But what about our planet, and the climate? Many eco folks might say the perspective that it’s not gonna turn out okay for most species on Earth is just realistic! But I also reckon that believing we are definitely doomed is not helpful.
I’ve been on a massive physical healing journey myself in recent years to find my way out of a decade-plus of debilitating chronic illness. So I've had to learn a lot about the role of the mind in healing. One of the things that fascinates me most is that we know that belief can cure us; that’s what the placebo effect is all about. If someone takes a sugar pill, or even has a fake surgery, their faith in the treatment can heal them. On the other hand, if you talk to people who work with cancer patients, they’ll be well aware that folks who believe they are doomed tend to go downhill quickly. Our minds are that powerful. When our cells believe something, they can enact it.
So what about the healing of our world? If we are all one body, then it seems to me someone has got to plant some seeds of faith in the collective consciousness. Not a false faith, but an openness to possibility. An openness to grace and positive transformation. If we all believe we are definitely doomed, we are probably doomed; how could we possibly organize effective movements for change if we don’t actually believe we have the power to change things? Starting to believe in the impossible makes it a little more possible. I’m not saying faith in itself is enough; we still need to do the work. But belief in possibility opens a doorway. And it can start with any of us choosing to hold that candle of vision.
Rupert Sheldrake writes about morphic resonance — the concept that our collective consciousness is not confined to any one of our individual brains, but rather exists as a field. When one person stands up for change, it makes it more possible for others to do the same – whether or not we know about each other. I reflect on when I was busted for cannabis four years ago and was facing a massive list of criminal charges against me. I tuned into my highest self and asked, “Why is this happening to me?” I was told two reasons: “The plant wants to grow into the light and this is part of that”; and “This is to anchor sacred warriorship, in yourself and for the planet.” Looking back on the last few years, I can see how both of these purposes have been solidly in motion.
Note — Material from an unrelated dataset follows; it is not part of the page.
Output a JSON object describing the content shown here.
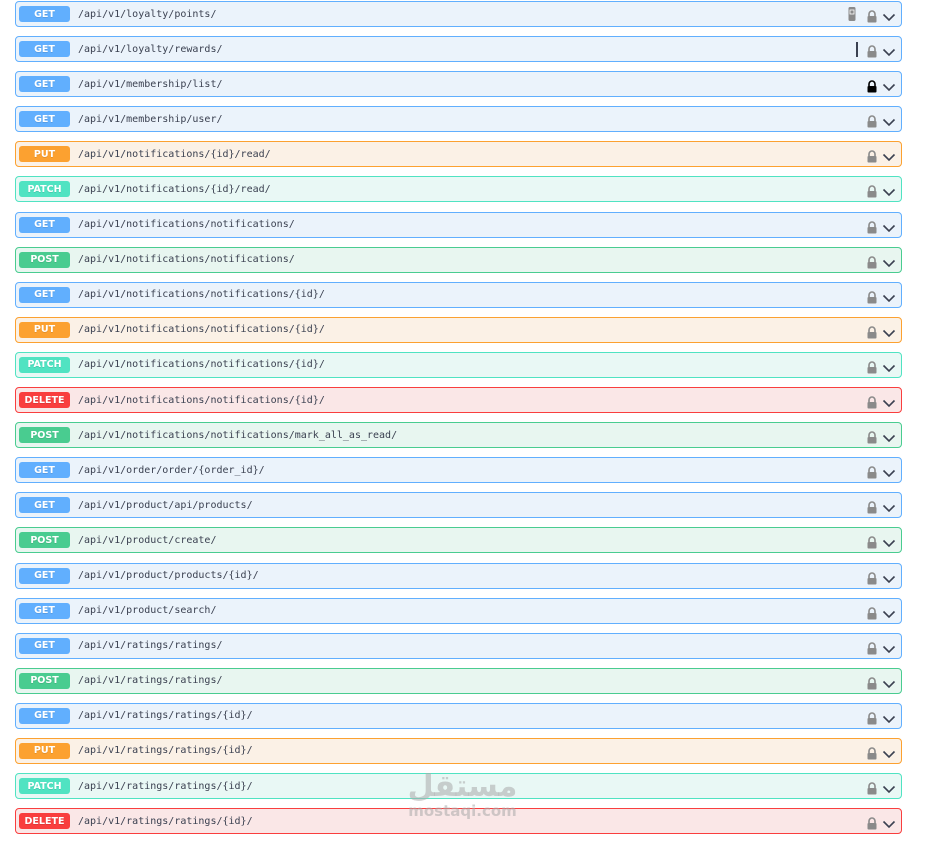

So on that sweaty dancefloor this summer, grooving to my brothers’ song for the Condor, I made a vow – or rather I remembered a vow that perhaps I made before I was born. This vow is to hold in myself the vision of a healed world; to anchor this vision of possibility on Earth, in the collective mindscape. Those who know my work know that I am NOT talking about denying the many, many problems that crave our work, or denying the necessity of pragmatic activism in the world. What I am denying is the inevitability of doom. The future has not been written yet. We are writing it every moment, and we need to know that. As I have recited so many times in the conclusion to my poem Sacred Activist:
For the power of the heart is infinite,
and the song of love is a symphony,
and we’ve all got an instrument to play
and if we close our eyes the darkness won’t go away
But when we open them holding each others’ hands,
together we have the strength to stand
on the edge of the cliff in strength and bliss
open hearts on the edge of a vast abyss.
So fellow firewalkers, summon your wits
A path of glowing embers is raked from the pit
If you reach trance, your foot soles will not be burned by hot coals
If that is possible – then ANYTHING is.